*** Opening Data under study ***

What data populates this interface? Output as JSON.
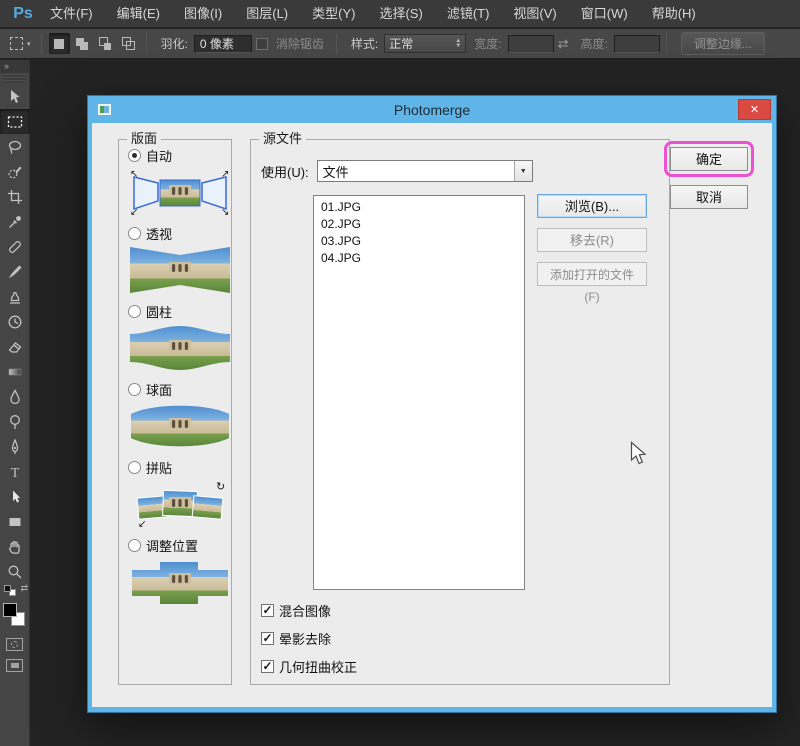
{
  "menu_bar": {
    "logo": "Ps",
    "items": [
      "文件(F)",
      "编辑(E)",
      "图像(I)",
      "图层(L)",
      "类型(Y)",
      "选择(S)",
      "滤镜(T)",
      "视图(V)",
      "窗口(W)",
      "帮助(H)"
    ]
  },
  "options_bar": {
    "feather_label": "羽化:",
    "feather_value": "0 像素",
    "antialias_label": "消除锯齿",
    "style_label": "样式:",
    "style_value": "正常",
    "width_label": "宽度:",
    "width_value": "",
    "height_label": "高度:",
    "height_value": "",
    "refine_edge_label": "调整边缘..."
  },
  "dialog": {
    "title": "Photomerge",
    "layout_group": {
      "label": "版面",
      "options": [
        {
          "label": "自动",
          "selected": true
        },
        {
          "label": "透视",
          "selected": false
        },
        {
          "label": "圆柱",
          "selected": false
        },
        {
          "label": "球面",
          "selected": false
        },
        {
          "label": "拼贴",
          "selected": false
        },
        {
          "label": "调整位置",
          "selected": false
        }
      ]
    },
    "source_group": {
      "label": "源文件",
      "use_label": "使用(U):",
      "use_value": "文件",
      "files": [
        "01.JPG",
        "02.JPG",
        "03.JPG",
        "04.JPG"
      ],
      "browse_label": "浏览(B)...",
      "remove_label": "移去(R)",
      "add_open_label": "添加打开的文件(F)",
      "checkboxes": [
        {
          "label": "混合图像",
          "checked": true
        },
        {
          "label": "晕影去除",
          "checked": true
        },
        {
          "label": "几何扭曲校正",
          "checked": true
        }
      ]
    },
    "ok_label": "确定",
    "cancel_label": "取消"
  },
  "icons": {
    "close": "✕",
    "collapse": "»",
    "swap": "⇄",
    "dropdown": "▼",
    "spin_up": "▲",
    "spin_down": "▼",
    "check": "✓",
    "caret": "▾"
  },
  "colors": {
    "titlebar_blue": "#5FB5E8",
    "highlight_pink": "#EE50D2",
    "close_red": "#DB4A42",
    "focus_blue": "#66A7E0"
  }
}
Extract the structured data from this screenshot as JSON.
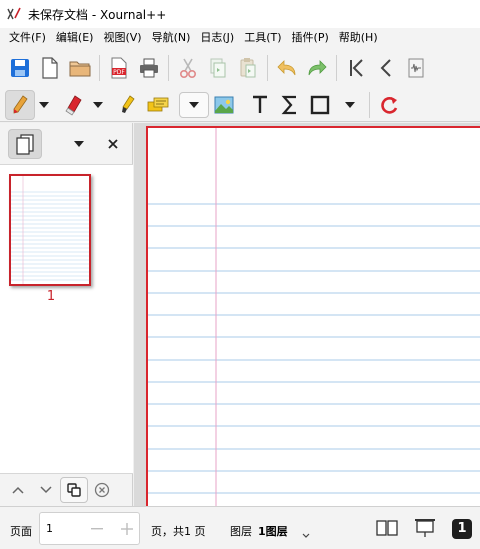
{
  "window": {
    "title": "未保存文档 - Xournal++"
  },
  "menu": [
    {
      "label": "文件(F)"
    },
    {
      "label": "编辑(E)"
    },
    {
      "label": "视图(V)"
    },
    {
      "label": "导航(N)"
    },
    {
      "label": "日志(J)"
    },
    {
      "label": "工具(T)"
    },
    {
      "label": "插件(P)"
    },
    {
      "label": "帮助(H)"
    }
  ],
  "sidebar": {
    "thumbnails": [
      {
        "label": "1"
      }
    ]
  },
  "statusbar": {
    "page_label": "页面",
    "page_value": "1",
    "page_total": "页，共1 页",
    "layer_label": "图层",
    "layer_value": "1图层",
    "page_number_badge": "1"
  },
  "colors": {
    "accent_red": "#d9262e",
    "ruled_line": "#a9cbe8",
    "margin_line": "#e7a3c7"
  }
}
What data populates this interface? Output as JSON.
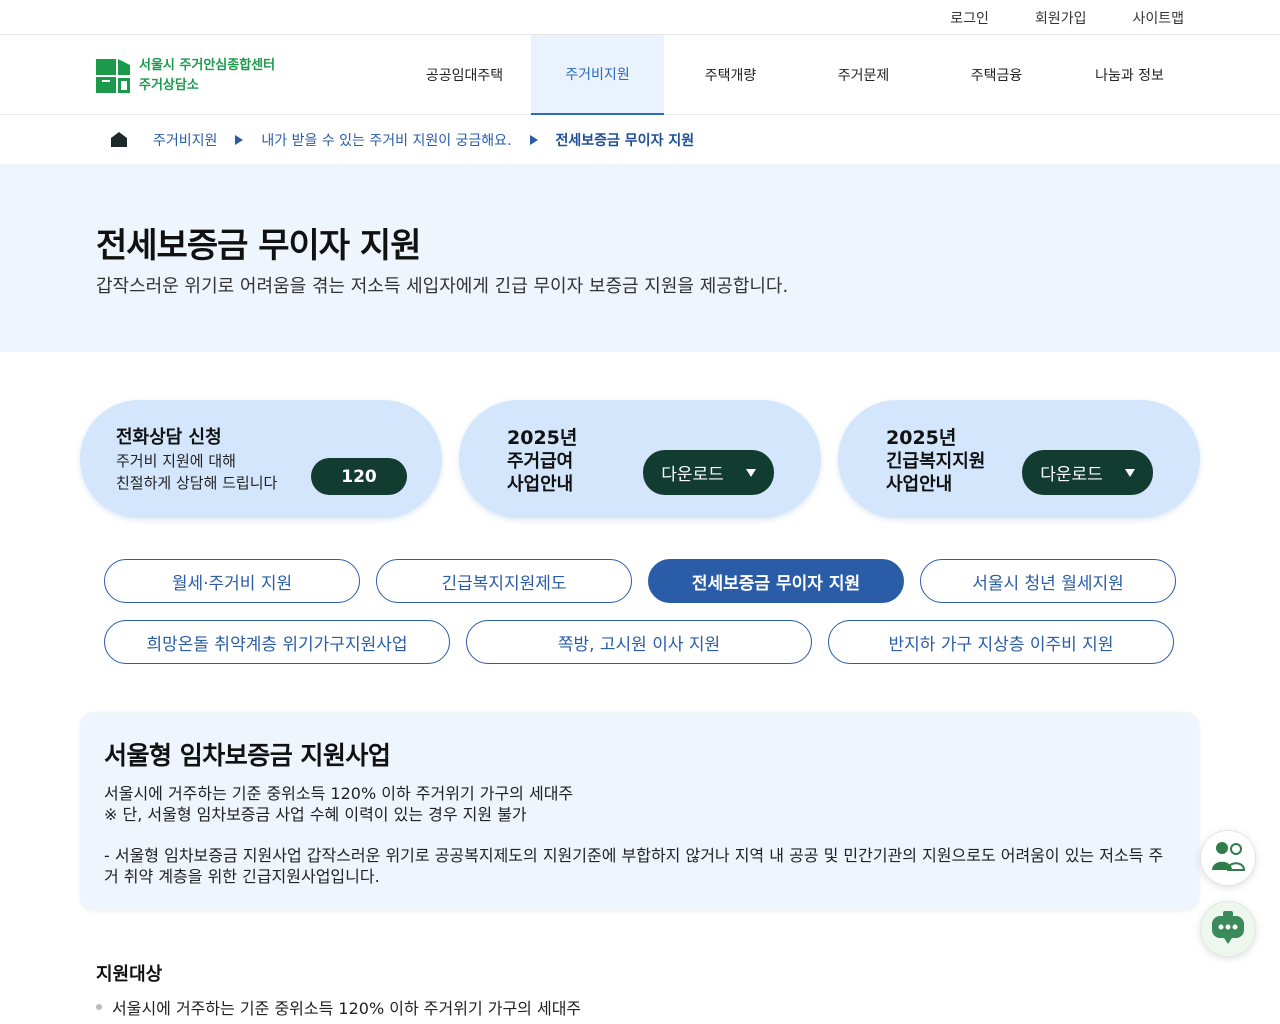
{
  "util": {
    "login": "로그인",
    "signup": "회원가입",
    "sitemap": "사이트맵"
  },
  "logo": {
    "line1": "서울시 주거안심종합센터",
    "line2": "주거상담소"
  },
  "gnb": [
    {
      "label": "공공임대주택"
    },
    {
      "label": "주거비지원"
    },
    {
      "label": "주택개량"
    },
    {
      "label": "주거문제"
    },
    {
      "label": "주택금융"
    },
    {
      "label": "나눔과 정보"
    }
  ],
  "breadcrumb": {
    "level1": "주거비지원",
    "level2": "내가 받을 수 있는 주거비 지원이 궁금해요.",
    "current": "전세보증금 무이자 지원"
  },
  "hero": {
    "title": "전세보증금 무이자 지원",
    "desc": "갑작스러운 위기로 어려움을 겪는 저소득 세입자에게 긴급 무이자 보증금 지원을 제공합니다."
  },
  "cards": {
    "phone": {
      "title": "전화상담 신청",
      "sub1": "주거비 지원에 대해",
      "sub2": "친절하게 상담해 드립니다",
      "button": "120"
    },
    "housing": {
      "year": "2025년",
      "line1": "주거급여",
      "line2": "사업안내",
      "button": "다운로드"
    },
    "welfare": {
      "year": "2025년",
      "line1": "긴급복지지원",
      "line2": "사업안내",
      "button": "다운로드"
    }
  },
  "tabs_row1": [
    "월세·주거비 지원",
    "긴급복지지원제도",
    "전세보증금 무이자 지원",
    "서울시 청년 월세지원"
  ],
  "tabs_row2": [
    "희망온돌 취약계층 위기가구지원사업",
    "쪽방, 고시원 이사 지원",
    "반지하 가구 지상층 이주비 지원"
  ],
  "info": {
    "title": "서울형 임차보증금 지원사업",
    "line1": "서울시에 거주하는 기준 중위소득 120% 이하 주거위기 가구의 세대주",
    "line2": "※ 단, 서울형 임차보증금 사업 수혜 이력이 있는 경우 지원 불가",
    "line3": "- 서울형 임차보증금 지원사업 갑작스러운 위기로 공공복지제도의 지원기준에 부합하지 않거나 지역 내 공공 및 민간기관의 지원으로도 어려움이 있는 저소득 주거 취약 계층을 위한 긴급지원사업입니다."
  },
  "section": {
    "title": "지원대상",
    "item1": "서울시에 거주하는 기준 중위소득 120% 이하 주거위기 가구의 세대주"
  },
  "colors": {
    "brand_green": "#1a9a4a",
    "primary_blue": "#2a5ca8",
    "dark_button": "#123c30",
    "hero_bg": "#eef5fd"
  },
  "icons": {
    "home": "home-icon",
    "counsel": "counselor-icon",
    "chat": "chatbot-icon"
  }
}
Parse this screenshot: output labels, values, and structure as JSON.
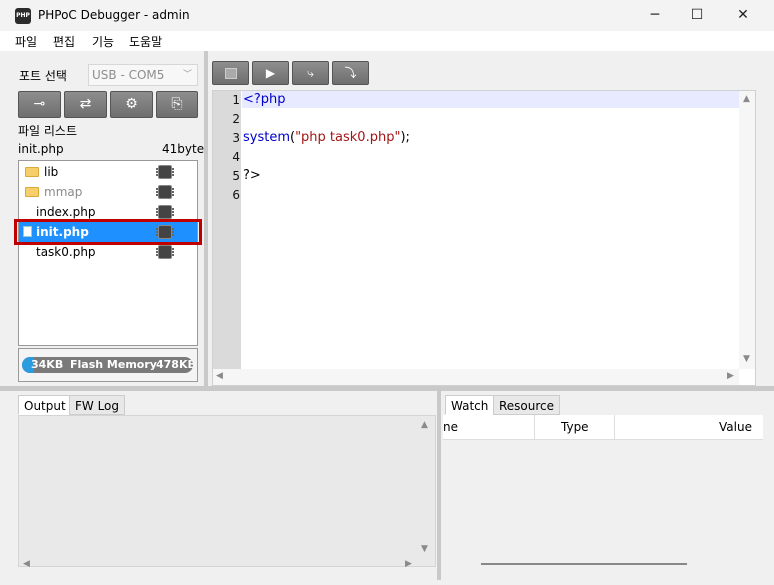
{
  "window": {
    "app_icon_text": "PHP",
    "title": "PHPoC Debugger - admin",
    "minimize": "─",
    "maximize": "☐",
    "close": "✕"
  },
  "menu": {
    "items": [
      "파일",
      "편집",
      "기능",
      "도움말"
    ]
  },
  "port": {
    "label": "포트 선택",
    "value": "USB - COM5"
  },
  "toolbar": {
    "icons": [
      "disconnect-icon",
      "connect-icon",
      "settings-icon",
      "upload-icon"
    ]
  },
  "file_list": {
    "label": "파일 리스트",
    "current_file": "init.php",
    "current_size": "41byte",
    "items": [
      {
        "name": "lib",
        "type": "folder"
      },
      {
        "name": "mmap",
        "type": "folder"
      },
      {
        "name": "index.php",
        "type": "file"
      },
      {
        "name": "init.php",
        "type": "file",
        "selected": true
      },
      {
        "name": "task0.php",
        "type": "file"
      }
    ]
  },
  "flash": {
    "used": "34KB",
    "label": "Flash Memory",
    "total": "478KB",
    "used_fraction": 0.07
  },
  "debug_toolbar": {
    "icons": [
      "stop-icon",
      "run-icon",
      "step-over-icon",
      "step-into-icon"
    ]
  },
  "editor": {
    "line_numbers": [
      "1",
      "2",
      "3",
      "4",
      "5",
      "6"
    ],
    "lines": {
      "l1": "<?php",
      "l3_fn": "system",
      "l3_open": "(",
      "l3_str": "\"php task0.php\"",
      "l3_close": ");",
      "l5": "?>"
    }
  },
  "output_pane": {
    "tabs": [
      "Output",
      "FW Log"
    ]
  },
  "watch_pane": {
    "tabs": [
      "Watch",
      "Resource"
    ],
    "columns": [
      "ne",
      "Type",
      "Value"
    ]
  },
  "colors": {
    "selection": "#1e90ff",
    "highlight_box": "#c00000",
    "keyword": "#0000cc",
    "string": "#a31515"
  }
}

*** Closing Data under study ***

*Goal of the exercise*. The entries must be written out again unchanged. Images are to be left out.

*Answer to the problem*.
What data populates this interface? Output as JSON.
{
  "menu_bar": {
    "logo": "Ps",
    "items": [
      "文件(F)",
      "编辑(E)",
      "图像(I)",
      "图层(L)",
      "类型(Y)",
      "选择(S)",
      "滤镜(T)",
      "视图(V)",
      "窗口(W)",
      "帮助(H)"
    ]
  },
  "options_bar": {
    "feather_label": "羽化:",
    "feather_value": "0 像素",
    "antialias_label": "消除锯齿",
    "style_label": "样式:",
    "style_value": "正常",
    "width_label": "宽度:",
    "width_value": "",
    "height_label": "高度:",
    "height_value": "",
    "refine_edge_label": "调整边缘..."
  },
  "dialog": {
    "title": "Photomerge",
    "layout_group": {
      "label": "版面",
      "options": [
        {
          "label": "自动",
          "selected": true
        },
        {
          "label": "透视",
          "selected": false
        },
        {
          "label": "圆柱",
          "selected": false
        },
        {
          "label": "球面",
          "selected": false
        },
        {
          "label": "拼贴",
          "selected": false
        },
        {
          "label": "调整位置",
          "selected": false
        }
      ]
    },
    "source_group": {
      "label": "源文件",
      "use_label": "使用(U):",
      "use_value": "文件",
      "files": [
        "01.JPG",
        "02.JPG",
        "03.JPG",
        "04.JPG"
      ],
      "browse_label": "浏览(B)...",
      "remove_label": "移去(R)",
      "add_open_label": "添加打开的文件(F)",
      "checkboxes": [
        {
          "label": "混合图像",
          "checked": true
        },
        {
          "label": "晕影去除",
          "checked": true
        },
        {
          "label": "几何扭曲校正",
          "checked": true
        }
      ]
    },
    "ok_label": "确定",
    "cancel_label": "取消"
  },
  "icons": {
    "close": "✕",
    "collapse": "»",
    "swap": "⇄",
    "dropdown": "▼",
    "spin_up": "▲",
    "spin_down": "▼",
    "check": "✓",
    "caret": "▾"
  },
  "colors": {
    "titlebar_blue": "#5FB5E8",
    "highlight_pink": "#EE50D2",
    "close_red": "#DB4A42",
    "focus_blue": "#66A7E0"
  }
}
Extract the structured data from this screenshot as JSON.
{
  "window": {
    "title": "未保存文档 - Xournal++"
  },
  "menu": [
    {
      "label": "文件(F)"
    },
    {
      "label": "编辑(E)"
    },
    {
      "label": "视图(V)"
    },
    {
      "label": "导航(N)"
    },
    {
      "label": "日志(J)"
    },
    {
      "label": "工具(T)"
    },
    {
      "label": "插件(P)"
    },
    {
      "label": "帮助(H)"
    }
  ],
  "sidebar": {
    "thumbnails": [
      {
        "label": "1"
      }
    ]
  },
  "statusbar": {
    "page_label": "页面",
    "page_value": "1",
    "page_total": "页，共1 页",
    "layer_label": "图层",
    "layer_value": "1图层",
    "page_number_badge": "1"
  },
  "colors": {
    "accent_red": "#d9262e",
    "ruled_line": "#a9cbe8",
    "margin_line": "#e7a3c7"
  }
}
What data populates this interface? Output as JSON.
{
  "util": {
    "login": "로그인",
    "signup": "회원가입",
    "sitemap": "사이트맵"
  },
  "logo": {
    "line1": "서울시 주거안심종합센터",
    "line2": "주거상담소"
  },
  "gnb": [
    {
      "label": "공공임대주택"
    },
    {
      "label": "주거비지원"
    },
    {
      "label": "주택개량"
    },
    {
      "label": "주거문제"
    },
    {
      "label": "주택금융"
    },
    {
      "label": "나눔과 정보"
    }
  ],
  "breadcrumb": {
    "level1": "주거비지원",
    "level2": "내가 받을 수 있는 주거비 지원이 궁금해요.",
    "current": "전세보증금 무이자 지원"
  },
  "hero": {
    "title": "전세보증금 무이자 지원",
    "desc": "갑작스러운 위기로 어려움을 겪는 저소득 세입자에게 긴급 무이자 보증금 지원을 제공합니다."
  },
  "cards": {
    "phone": {
      "title": "전화상담 신청",
      "sub1": "주거비 지원에 대해",
      "sub2": "친절하게 상담해 드립니다",
      "button": "120"
    },
    "housing": {
      "year": "2025년",
      "line1": "주거급여",
      "line2": "사업안내",
      "button": "다운로드"
    },
    "welfare": {
      "year": "2025년",
      "line1": "긴급복지지원",
      "line2": "사업안내",
      "button": "다운로드"
    }
  },
  "tabs_row1": [
    "월세·주거비 지원",
    "긴급복지지원제도",
    "전세보증금 무이자 지원",
    "서울시 청년 월세지원"
  ],
  "tabs_row2": [
    "희망온돌 취약계층 위기가구지원사업",
    "쪽방, 고시원 이사 지원",
    "반지하 가구 지상층 이주비 지원"
  ],
  "info": {
    "title": "서울형 임차보증금 지원사업",
    "line1": "서울시에 거주하는 기준 중위소득 120% 이하 주거위기 가구의 세대주",
    "line2": "※ 단, 서울형 임차보증금 사업 수혜 이력이 있는 경우 지원 불가",
    "line3": "- 서울형 임차보증금 지원사업 갑작스러운 위기로 공공복지제도의 지원기준에 부합하지 않거나 지역 내 공공 및 민간기관의 지원으로도 어려움이 있는 저소득 주거 취약 계층을 위한 긴급지원사업입니다."
  },
  "section": {
    "title": "지원대상",
    "item1": "서울시에 거주하는 기준 중위소득 120% 이하 주거위기 가구의 세대주"
  },
  "colors": {
    "brand_green": "#1a9a4a",
    "primary_blue": "#2a5ca8",
    "dark_button": "#123c30",
    "hero_bg": "#eef5fd"
  },
  "icons": {
    "home": "home-icon",
    "counsel": "counselor-icon",
    "chat": "chatbot-icon"
  }
}
Parse this screenshot: output labels, values, and structure as JSON.
{
  "window": {
    "app_icon_text": "PHP",
    "title": "PHPoC Debugger - admin",
    "minimize": "─",
    "maximize": "☐",
    "close": "✕"
  },
  "menu": {
    "items": [
      "파일",
      "편집",
      "기능",
      "도움말"
    ]
  },
  "port": {
    "label": "포트 선택",
    "value": "USB - COM5"
  },
  "toolbar": {
    "icons": [
      "disconnect-icon",
      "connect-icon",
      "settings-icon",
      "upload-icon"
    ]
  },
  "file_list": {
    "label": "파일 리스트",
    "current_file": "init.php",
    "current_size": "41byte",
    "items": [
      {
        "name": "lib",
        "type": "folder"
      },
      {
        "name": "mmap",
        "type": "folder"
      },
      {
        "name": "index.php",
        "type": "file"
      },
      {
        "name": "init.php",
        "type": "file",
        "selected": true
      },
      {
        "name": "task0.php",
        "type": "file"
      }
    ]
  },
  "flash": {
    "used": "34KB",
    "label": "Flash Memory",
    "total": "478KB",
    "used_fraction": 0.07
  },
  "debug_toolbar": {
    "icons": [
      "stop-icon",
      "run-icon",
      "step-over-icon",
      "step-into-icon"
    ]
  },
  "editor": {
    "line_numbers": [
      "1",
      "2",
      "3",
      "4",
      "5",
      "6"
    ],
    "lines": {
      "l1": "<?php",
      "l3_fn": "system",
      "l3_open": "(",
      "l3_str": "\"php task0.php\"",
      "l3_close": ");",
      "l5": "?>"
    }
  },
  "output_pane": {
    "tabs": [
      "Output",
      "FW Log"
    ]
  },
  "watch_pane": {
    "tabs": [
      "Watch",
      "Resource"
    ],
    "columns": [
      "ne",
      "Type",
      "Value"
    ]
  },
  "colors": {
    "selection": "#1e90ff",
    "highlight_box": "#c00000",
    "keyword": "#0000cc",
    "string": "#a31515"
  }
}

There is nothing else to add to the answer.